Degree GrantorUniversity of Canterbury
Degree NameMaster of Education
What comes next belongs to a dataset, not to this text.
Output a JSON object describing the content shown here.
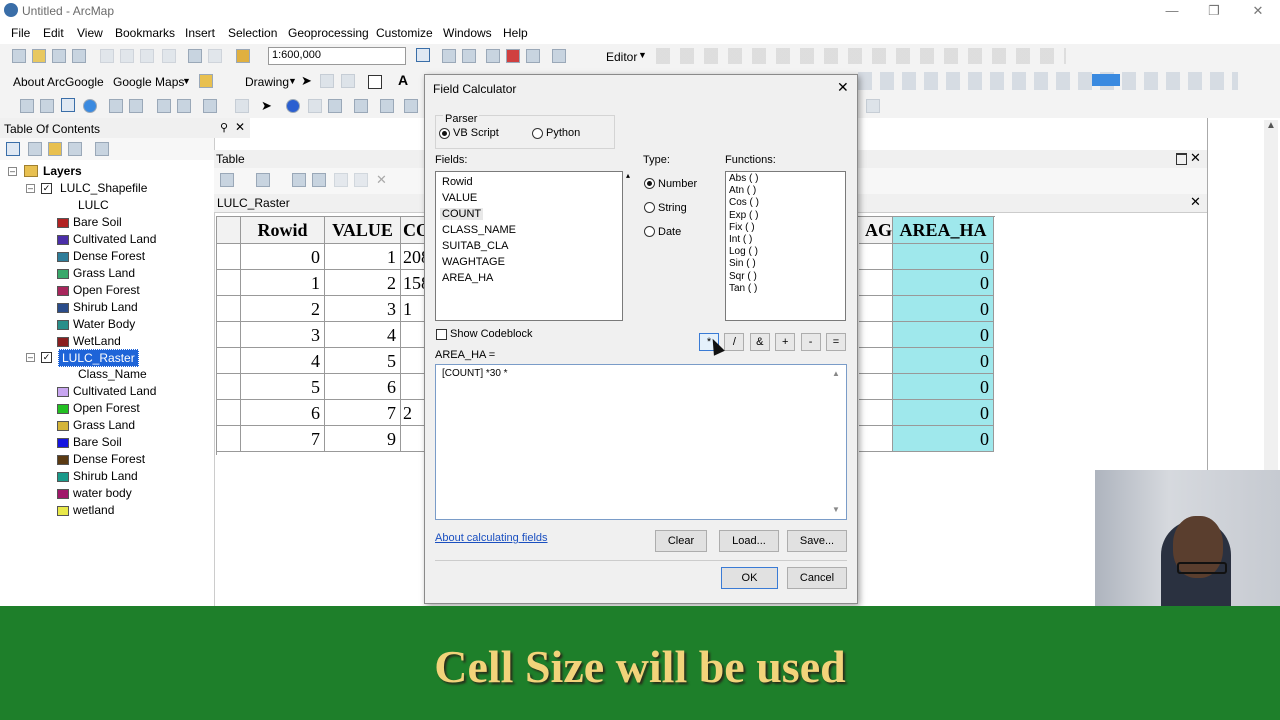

The philosophy of Olympism is integrated into The New Zealand Curriculum (Ministry of Education, 2007) through the four underlying concepts of the Health and Physical Education Learning Area. These links can be specifically identified in the concept of Attitudes and Values (Culpan, 2008b; Culpan, Bruce & Galvan, 2008; Thorn, 2010). Therefore, the aim of this research was to provide an insight into the knowledge that New Zealand secondary physical education teachers have about Olympism and their experiences teaching it. An interpretive, mixed-methods, methodology was used, with the research being conducted in two parts. Part One consisted of a survey that 12 participants completed. Part Two consisted of interviews with five of the 12 participants from Part One. All of the participants were Physical Education Head of Departments from secondary schools in the Christchurch region. The research showed that all 12 participants had heard of the term Olympism, however, only three participants identified as teaching it. In Part Two, the participants showed some general understanding of Olympism, however, they were unable to give a clear and concise definition. They thought that the development of moral character was an important part of physical education and could see that Olympism could be used to develop this. Participants could see implicit links between Olympism and the curriculum; those who taught Olympism did so using a wide variety of implicit and explicit approaches. This research highlighted that Olympism does have a presence in physical education; however, considerable work needs to be done to ensure that this is consistent and effective. From this research, I suggest a focus on pre-service and in-service education, the updating of resources and development of a daily lesson framework to improve the teaching of Olympism in secondary physical education in New Zealand.